For one will scarcely die for a righteous person–though perhaps for a good person one would dare even to die–but God shows his love for us in that while we were still sinners, Christ died for us. Since, therefore, we have now been justified by his blood, much more shall we be saved by him from the wrath of God. For if while we were enemies we were reconciled to God by the death of his Son, much more, now that we are reconciled, shall we be saved by his life. (Romans 5:7-10 ESV)
For this to happen, however, we must also die another kind of death–a death to sin.
He himself bore our sins in his body on the tree, that we might die to sin and live to righteousness. By his wounds you have been healed. (1 Peter 2:24 ESV)
What shall we say then? Are we to continue in sin that grace may abound? By no means! How can we who died to sin still live in it? (Romans 6:1-2)
When we die to sin, it means that we must turn from our sin in repentance. We cannot continue sinning without regard for what God wants and think that we are His friends. But when do we die to sin?
Do you not know that all of us who have been baptized into Christ Jesus were baptized into his death? We were buried therefore with him by baptism into death, in order that, just as Christ was raised from the dead by the glory of the Father, we too might walk in newness of life. For if we have been united with him in a death like his, we shall certainly be united with him in a resurrection like his. We know that our old self was crucified with him in order that the body of sin might be brought to nothing, so that we would no longer be enslaved to sin. For one who has died has been set free from sin. (Romans 6:3-7 ESV)

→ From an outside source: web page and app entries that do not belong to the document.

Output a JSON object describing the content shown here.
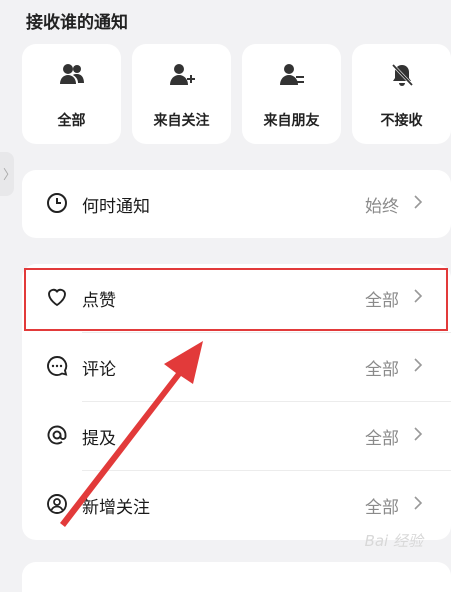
{
  "section_title": "接收谁的通知",
  "filters": [
    {
      "label": "全部",
      "icon": "group-icon"
    },
    {
      "label": "来自关注",
      "icon": "person-add-icon"
    },
    {
      "label": "来自朋友",
      "icon": "person-swap-icon"
    },
    {
      "label": "不接收",
      "icon": "bell-off-icon"
    }
  ],
  "timing": {
    "label": "何时通知",
    "value": "始终",
    "icon": "clock-icon"
  },
  "settings": [
    {
      "label": "点赞",
      "value": "全部",
      "icon": "heart-icon"
    },
    {
      "label": "评论",
      "value": "全部",
      "icon": "comment-icon"
    },
    {
      "label": "提及",
      "value": "全部",
      "icon": "at-icon"
    },
    {
      "label": "新增关注",
      "value": "全部",
      "icon": "new-follower-icon"
    }
  ],
  "side_handle_glyph": "〉",
  "watermark": "Bai 经验",
  "colors": {
    "highlight": "#e23a3a",
    "arrow": "#e23a3a",
    "value_text": "#8a8a8a"
  }
}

We must die with Jesus in order to live with Him. This happens when we are baptized into His death. We are then raised to walk in a new life. We are saved from this death of sin and being enemies of God and are given real life, where we are friends with God.
This must be done in faith. Remember how Abraham was called a friend of God because He believed God? The same is true for us–the action of baptism without faith in God’s promise of forgiving us does no good.
Baptism, which corresponds to this, now saves you, not as a removal of dirt from the body but as an appeal to God for a good conscience, through the resurrection of Jesus Christ, (1 Peter 3:21 ESV)
Do you want real life and friendship with God? Die. Die to sin. Put your faith in Christ, confess Him before men, repenting of your sins, and be buried with Him in baptism into His death that provides forgiveness. Only then can you be God’s friend and start walking with Him and building this eternal relationship day by day.